- HOW TO COMPLETE THIS TASK: Locate each line with the string "Configuration" in the listing below and copy it.
--- INFORMATION Enclosed Below ---
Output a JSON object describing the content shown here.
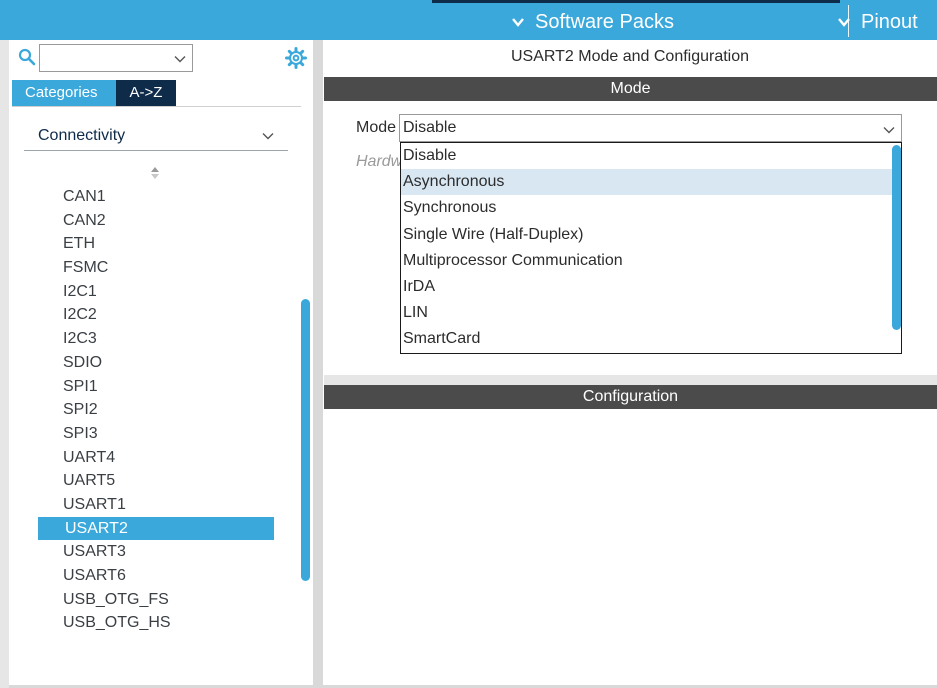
{
  "topbar": {
    "software_packs": "Software Packs",
    "pinout": "Pinout"
  },
  "left": {
    "tabs": {
      "categories": "Categories",
      "atoz": "A->Z"
    },
    "category": "Connectivity",
    "peripherals": [
      "CAN1",
      "CAN2",
      "ETH",
      "FSMC",
      "I2C1",
      "I2C2",
      "I2C3",
      "SDIO",
      "SPI1",
      "SPI2",
      "SPI3",
      "UART4",
      "UART5",
      "USART1",
      "USART2",
      "USART3",
      "USART6",
      "USB_OTG_FS",
      "USB_OTG_HS"
    ],
    "selected": "USART2"
  },
  "right": {
    "title": "USART2 Mode and Configuration",
    "mode_header": "Mode",
    "config_header": "Configuration",
    "mode_label": "Mode",
    "mode_value": "Disable",
    "hardware_label_partial": "Hardw",
    "mode_options": [
      "Disable",
      "Asynchronous",
      "Synchronous",
      "Single Wire (Half-Duplex)",
      "Multiprocessor Communication",
      "IrDA",
      "LIN",
      "SmartCard"
    ],
    "hovered_option": "Asynchronous"
  },
  "colors": {
    "accent": "#3aa8db",
    "navy": "#0f2b4a",
    "section_bar": "#4b4b4b",
    "hover": "#d9e7f3"
  }
}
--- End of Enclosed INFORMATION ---
- SOLUTION TO THE PROBLEM:
    "title": "USART2 Mode and Configuration",
    "config_header": "Configuration",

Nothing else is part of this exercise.